“I have been working with my Indonesian counterpart, Foreign Minister [Retno] Marsudi and other partners to ensure that the forum sends a clear message to Russia.”
Asked about the reception Lavrov might expect next week, Denis Tetyushin, the spokesman for the Russian embassy in Jakarta, told The Sydney Morning Herald and The Age “you have to ask other delegations”.
“It’s their business,” he said. “But you can’t really discuss big issues without Russia’s participation.”
While Wong and top diplomats from G20 nations will converge on Bali next Thursday, Indonesia President Joko Widodo was on Wednesday boarding a train from Poland into Ukraine to meet with Ukraine President Volodymyr Zelensky in Kyiv.
The Indonesian leader has also flagged plans to visit Moscow, where he said he would call for a ceasefire and implore Putin to stop a blockade of Ukrainian grain exports to avert a global food crisis.

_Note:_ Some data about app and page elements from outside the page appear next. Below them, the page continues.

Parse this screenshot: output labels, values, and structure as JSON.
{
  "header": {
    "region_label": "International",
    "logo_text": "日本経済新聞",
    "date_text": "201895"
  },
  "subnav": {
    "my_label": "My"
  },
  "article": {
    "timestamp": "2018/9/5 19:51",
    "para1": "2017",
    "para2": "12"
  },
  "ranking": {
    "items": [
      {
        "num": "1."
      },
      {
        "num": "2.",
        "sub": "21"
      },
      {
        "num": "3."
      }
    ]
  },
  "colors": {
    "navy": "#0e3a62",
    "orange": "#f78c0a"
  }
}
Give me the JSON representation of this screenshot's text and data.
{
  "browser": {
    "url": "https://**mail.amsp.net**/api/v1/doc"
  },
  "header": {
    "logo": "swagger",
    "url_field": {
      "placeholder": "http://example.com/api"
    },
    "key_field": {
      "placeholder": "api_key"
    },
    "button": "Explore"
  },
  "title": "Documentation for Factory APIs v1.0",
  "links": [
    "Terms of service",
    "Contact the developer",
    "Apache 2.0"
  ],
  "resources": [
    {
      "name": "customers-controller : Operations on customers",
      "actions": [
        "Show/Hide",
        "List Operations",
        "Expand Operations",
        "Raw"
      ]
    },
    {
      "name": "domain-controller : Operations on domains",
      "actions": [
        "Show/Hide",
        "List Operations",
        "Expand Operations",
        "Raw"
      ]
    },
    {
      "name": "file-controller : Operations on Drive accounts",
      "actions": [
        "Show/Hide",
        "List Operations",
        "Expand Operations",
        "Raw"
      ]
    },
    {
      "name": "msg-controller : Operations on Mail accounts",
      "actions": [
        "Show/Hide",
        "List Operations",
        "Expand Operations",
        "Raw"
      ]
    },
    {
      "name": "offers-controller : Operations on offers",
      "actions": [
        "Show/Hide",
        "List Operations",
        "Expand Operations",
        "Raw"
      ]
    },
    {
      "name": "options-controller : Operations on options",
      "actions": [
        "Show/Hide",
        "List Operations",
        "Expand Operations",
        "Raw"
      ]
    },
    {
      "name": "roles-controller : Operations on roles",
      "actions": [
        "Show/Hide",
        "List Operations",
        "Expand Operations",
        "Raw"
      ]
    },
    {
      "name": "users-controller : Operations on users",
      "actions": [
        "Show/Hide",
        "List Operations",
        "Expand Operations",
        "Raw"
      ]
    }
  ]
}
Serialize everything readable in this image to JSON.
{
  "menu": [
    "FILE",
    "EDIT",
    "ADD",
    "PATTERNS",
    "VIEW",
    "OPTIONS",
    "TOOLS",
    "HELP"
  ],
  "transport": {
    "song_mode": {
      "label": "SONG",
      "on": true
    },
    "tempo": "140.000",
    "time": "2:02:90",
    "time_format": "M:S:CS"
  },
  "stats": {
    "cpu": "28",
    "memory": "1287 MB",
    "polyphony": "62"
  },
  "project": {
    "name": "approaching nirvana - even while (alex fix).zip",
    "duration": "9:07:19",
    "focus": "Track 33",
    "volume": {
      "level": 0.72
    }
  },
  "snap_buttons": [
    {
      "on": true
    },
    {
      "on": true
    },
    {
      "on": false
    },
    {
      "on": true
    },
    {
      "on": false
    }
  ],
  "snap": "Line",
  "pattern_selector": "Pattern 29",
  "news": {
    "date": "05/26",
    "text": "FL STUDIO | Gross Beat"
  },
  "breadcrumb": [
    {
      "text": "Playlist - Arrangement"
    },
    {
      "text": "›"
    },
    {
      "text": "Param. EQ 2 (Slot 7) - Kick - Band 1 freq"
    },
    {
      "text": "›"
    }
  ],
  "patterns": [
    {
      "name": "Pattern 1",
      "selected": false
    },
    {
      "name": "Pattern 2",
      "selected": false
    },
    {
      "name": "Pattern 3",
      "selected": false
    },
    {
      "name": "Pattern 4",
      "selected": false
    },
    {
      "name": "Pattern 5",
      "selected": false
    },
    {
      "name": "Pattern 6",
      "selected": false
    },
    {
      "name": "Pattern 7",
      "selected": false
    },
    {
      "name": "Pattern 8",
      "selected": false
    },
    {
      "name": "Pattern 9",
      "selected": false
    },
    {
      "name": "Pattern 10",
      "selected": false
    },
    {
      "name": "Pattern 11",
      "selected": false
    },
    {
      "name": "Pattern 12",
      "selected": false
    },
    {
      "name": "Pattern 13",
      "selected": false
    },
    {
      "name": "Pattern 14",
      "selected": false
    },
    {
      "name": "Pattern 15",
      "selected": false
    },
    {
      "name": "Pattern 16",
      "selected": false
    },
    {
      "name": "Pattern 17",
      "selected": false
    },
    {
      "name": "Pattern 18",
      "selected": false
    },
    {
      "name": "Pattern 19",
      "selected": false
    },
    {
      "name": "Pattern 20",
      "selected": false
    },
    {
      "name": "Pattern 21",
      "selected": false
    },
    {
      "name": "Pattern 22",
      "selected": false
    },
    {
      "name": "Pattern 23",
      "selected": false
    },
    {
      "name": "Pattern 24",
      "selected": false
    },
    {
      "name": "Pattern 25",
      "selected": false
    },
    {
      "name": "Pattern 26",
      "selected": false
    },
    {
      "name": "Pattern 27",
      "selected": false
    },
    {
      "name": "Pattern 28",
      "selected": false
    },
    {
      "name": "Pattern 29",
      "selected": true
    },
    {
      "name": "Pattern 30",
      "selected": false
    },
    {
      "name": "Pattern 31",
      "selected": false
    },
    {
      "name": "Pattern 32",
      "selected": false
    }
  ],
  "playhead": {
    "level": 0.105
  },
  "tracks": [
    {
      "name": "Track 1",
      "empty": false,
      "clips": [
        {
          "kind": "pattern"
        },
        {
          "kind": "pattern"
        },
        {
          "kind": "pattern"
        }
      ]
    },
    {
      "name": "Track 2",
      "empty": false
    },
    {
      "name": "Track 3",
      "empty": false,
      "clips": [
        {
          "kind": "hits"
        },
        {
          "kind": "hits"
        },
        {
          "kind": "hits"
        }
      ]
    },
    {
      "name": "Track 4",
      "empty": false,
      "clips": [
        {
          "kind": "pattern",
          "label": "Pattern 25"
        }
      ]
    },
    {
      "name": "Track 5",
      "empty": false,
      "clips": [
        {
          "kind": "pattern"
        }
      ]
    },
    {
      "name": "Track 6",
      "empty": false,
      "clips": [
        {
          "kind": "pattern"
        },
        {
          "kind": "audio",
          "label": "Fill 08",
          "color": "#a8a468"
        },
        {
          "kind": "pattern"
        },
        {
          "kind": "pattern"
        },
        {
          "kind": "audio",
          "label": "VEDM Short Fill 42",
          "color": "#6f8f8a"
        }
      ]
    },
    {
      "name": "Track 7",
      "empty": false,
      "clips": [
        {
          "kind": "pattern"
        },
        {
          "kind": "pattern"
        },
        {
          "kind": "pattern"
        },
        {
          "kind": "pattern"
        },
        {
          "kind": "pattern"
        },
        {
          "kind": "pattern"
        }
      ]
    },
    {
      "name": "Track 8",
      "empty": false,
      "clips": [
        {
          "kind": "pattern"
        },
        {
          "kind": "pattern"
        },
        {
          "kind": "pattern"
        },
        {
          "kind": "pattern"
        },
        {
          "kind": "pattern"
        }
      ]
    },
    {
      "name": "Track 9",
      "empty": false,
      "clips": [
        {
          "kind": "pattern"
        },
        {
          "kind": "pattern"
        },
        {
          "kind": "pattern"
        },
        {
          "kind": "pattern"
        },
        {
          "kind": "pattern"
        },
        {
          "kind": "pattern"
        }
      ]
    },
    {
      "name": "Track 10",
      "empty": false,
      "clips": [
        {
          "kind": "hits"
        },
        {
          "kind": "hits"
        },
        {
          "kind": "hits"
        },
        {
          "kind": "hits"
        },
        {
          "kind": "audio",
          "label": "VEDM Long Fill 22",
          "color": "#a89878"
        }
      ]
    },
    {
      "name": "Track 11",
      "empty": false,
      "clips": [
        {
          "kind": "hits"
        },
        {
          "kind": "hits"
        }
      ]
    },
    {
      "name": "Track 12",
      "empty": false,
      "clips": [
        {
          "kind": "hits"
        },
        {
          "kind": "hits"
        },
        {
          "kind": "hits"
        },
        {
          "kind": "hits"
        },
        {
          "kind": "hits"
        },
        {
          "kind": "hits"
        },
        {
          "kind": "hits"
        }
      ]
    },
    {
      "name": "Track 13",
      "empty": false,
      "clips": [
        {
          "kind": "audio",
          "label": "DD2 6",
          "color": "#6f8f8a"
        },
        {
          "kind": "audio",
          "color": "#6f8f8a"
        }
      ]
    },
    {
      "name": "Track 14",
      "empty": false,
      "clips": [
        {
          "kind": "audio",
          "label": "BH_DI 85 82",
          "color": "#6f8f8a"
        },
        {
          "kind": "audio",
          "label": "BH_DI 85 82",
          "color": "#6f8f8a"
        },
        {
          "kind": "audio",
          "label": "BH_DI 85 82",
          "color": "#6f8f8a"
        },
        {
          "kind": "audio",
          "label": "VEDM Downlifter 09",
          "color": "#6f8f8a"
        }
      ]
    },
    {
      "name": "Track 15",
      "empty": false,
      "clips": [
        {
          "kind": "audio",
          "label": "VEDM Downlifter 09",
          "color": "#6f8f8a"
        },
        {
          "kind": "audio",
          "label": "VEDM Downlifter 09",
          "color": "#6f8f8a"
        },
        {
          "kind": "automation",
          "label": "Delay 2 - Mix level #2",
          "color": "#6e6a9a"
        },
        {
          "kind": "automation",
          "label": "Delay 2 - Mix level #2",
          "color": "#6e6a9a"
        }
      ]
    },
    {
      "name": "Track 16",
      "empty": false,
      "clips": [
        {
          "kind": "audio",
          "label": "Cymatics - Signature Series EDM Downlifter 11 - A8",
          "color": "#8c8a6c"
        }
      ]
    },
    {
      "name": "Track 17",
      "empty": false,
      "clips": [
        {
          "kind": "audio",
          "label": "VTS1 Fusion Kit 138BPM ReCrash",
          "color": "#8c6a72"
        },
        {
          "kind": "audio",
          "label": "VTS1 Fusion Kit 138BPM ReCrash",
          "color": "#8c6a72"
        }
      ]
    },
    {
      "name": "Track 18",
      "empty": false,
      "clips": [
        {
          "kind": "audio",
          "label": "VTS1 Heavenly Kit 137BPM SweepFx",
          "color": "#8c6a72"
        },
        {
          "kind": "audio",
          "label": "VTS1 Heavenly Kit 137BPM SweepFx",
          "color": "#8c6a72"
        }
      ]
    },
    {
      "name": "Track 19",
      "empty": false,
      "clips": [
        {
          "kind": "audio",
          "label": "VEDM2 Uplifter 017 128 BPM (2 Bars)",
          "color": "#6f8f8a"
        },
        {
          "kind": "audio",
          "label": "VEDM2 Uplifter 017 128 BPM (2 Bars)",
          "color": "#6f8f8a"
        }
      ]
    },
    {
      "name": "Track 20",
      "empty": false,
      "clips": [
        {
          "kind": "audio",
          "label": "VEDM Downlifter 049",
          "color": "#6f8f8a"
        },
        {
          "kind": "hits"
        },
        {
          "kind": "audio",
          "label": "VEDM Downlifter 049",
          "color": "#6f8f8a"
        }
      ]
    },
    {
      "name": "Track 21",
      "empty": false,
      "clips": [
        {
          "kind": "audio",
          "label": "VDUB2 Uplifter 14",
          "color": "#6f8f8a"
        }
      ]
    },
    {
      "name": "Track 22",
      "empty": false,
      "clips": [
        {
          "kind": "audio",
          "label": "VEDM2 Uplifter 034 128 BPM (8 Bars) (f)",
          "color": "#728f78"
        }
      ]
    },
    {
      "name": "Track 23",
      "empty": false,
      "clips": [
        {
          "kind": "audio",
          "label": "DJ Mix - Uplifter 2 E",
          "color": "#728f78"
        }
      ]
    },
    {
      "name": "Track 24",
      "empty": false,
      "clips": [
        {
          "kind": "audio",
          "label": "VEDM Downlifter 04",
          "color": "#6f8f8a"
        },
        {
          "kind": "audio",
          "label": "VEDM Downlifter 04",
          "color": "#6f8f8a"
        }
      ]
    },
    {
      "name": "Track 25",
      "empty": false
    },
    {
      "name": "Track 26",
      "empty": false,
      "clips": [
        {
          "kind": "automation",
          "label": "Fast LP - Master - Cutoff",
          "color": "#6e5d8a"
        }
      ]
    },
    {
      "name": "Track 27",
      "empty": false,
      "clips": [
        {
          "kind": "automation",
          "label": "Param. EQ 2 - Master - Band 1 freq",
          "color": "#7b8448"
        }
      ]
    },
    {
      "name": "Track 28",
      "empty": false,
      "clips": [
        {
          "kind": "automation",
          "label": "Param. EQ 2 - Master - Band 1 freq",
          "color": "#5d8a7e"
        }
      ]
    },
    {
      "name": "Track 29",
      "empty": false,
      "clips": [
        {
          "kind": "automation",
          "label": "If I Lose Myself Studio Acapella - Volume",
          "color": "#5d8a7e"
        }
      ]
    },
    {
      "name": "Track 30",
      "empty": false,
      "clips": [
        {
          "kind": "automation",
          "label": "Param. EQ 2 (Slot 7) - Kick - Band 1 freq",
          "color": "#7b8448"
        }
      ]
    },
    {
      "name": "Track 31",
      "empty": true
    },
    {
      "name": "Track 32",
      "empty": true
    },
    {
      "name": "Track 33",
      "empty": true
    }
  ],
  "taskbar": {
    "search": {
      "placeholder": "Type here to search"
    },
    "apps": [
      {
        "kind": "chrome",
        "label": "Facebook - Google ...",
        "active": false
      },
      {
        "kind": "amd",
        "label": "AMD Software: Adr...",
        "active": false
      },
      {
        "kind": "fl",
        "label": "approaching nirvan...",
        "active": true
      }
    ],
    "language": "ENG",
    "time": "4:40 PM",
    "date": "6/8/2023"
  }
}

“We started this peace mission with good intentions. Hope it gets easier,” said Joko, known as Jokowi, on Wednesday.
Speaking in Kuala Lumpur, meanwhile, Wong responded to reported plans by China to schedule its own meeting with Pacific foreign ministers on the same day as the Pacific Islands Forum in Fiji next month. Beijing’s invitations to ministers from 10 Pacific nations was revealed by the ABC.
“I would hope that any external major power engaging with the Pacific would respect the regional architecture,” Wong said.
Wong on Wednesday delivered a speech to an audience including politicians and business figures in the Malaysian capital in which she talked of her own heritage in the country.
Later, she was flying to Kota Kinabalu, the capital of Sabah state and the city of her birth, for the second and final leg of a three-day Malaysian tour.
“My family history will be on my mind today when I go back to Kota Kinabalu,” she said. “But more than the past, I am focused on the future.”
with Karuni Rompies